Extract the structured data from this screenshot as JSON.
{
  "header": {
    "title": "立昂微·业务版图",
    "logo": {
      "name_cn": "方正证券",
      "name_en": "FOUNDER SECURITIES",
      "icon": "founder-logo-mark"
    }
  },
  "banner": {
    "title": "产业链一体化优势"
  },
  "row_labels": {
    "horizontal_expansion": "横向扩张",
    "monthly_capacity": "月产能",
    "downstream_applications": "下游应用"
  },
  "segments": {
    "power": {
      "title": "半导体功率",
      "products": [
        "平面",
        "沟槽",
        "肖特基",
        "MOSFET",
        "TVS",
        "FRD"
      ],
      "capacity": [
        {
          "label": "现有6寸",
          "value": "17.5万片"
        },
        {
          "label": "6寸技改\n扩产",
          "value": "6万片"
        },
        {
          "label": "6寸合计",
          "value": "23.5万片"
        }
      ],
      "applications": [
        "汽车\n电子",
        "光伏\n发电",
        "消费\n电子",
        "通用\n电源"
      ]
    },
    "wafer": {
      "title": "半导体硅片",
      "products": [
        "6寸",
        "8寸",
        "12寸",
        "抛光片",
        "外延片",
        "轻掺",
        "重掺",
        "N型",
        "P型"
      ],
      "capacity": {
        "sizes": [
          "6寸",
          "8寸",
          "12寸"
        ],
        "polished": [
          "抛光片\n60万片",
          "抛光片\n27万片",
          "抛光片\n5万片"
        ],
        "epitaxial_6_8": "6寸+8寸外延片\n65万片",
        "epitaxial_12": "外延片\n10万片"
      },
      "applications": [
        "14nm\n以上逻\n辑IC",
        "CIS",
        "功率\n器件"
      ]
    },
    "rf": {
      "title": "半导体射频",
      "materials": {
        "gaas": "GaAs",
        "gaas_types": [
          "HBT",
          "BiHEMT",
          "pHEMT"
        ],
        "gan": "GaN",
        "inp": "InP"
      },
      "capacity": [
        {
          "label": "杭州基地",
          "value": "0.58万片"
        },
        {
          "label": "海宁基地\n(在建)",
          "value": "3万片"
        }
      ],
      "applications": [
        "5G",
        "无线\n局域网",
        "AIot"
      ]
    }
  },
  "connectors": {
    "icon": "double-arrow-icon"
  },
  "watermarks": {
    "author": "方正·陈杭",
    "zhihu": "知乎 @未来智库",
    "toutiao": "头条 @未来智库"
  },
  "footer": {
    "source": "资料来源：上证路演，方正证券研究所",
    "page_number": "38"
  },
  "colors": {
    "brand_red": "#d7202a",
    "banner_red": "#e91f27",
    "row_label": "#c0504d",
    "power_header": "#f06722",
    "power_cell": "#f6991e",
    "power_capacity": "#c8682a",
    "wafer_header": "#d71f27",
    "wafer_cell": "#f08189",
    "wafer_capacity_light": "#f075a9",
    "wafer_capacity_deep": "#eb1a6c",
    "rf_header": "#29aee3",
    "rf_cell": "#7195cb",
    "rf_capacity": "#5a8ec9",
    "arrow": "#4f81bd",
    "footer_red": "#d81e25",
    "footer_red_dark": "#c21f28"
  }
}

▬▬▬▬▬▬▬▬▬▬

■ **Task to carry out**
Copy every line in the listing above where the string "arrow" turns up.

■ **Written solution**
    "icon": "double-arrow-icon"
    "arrow": "#4f81bd",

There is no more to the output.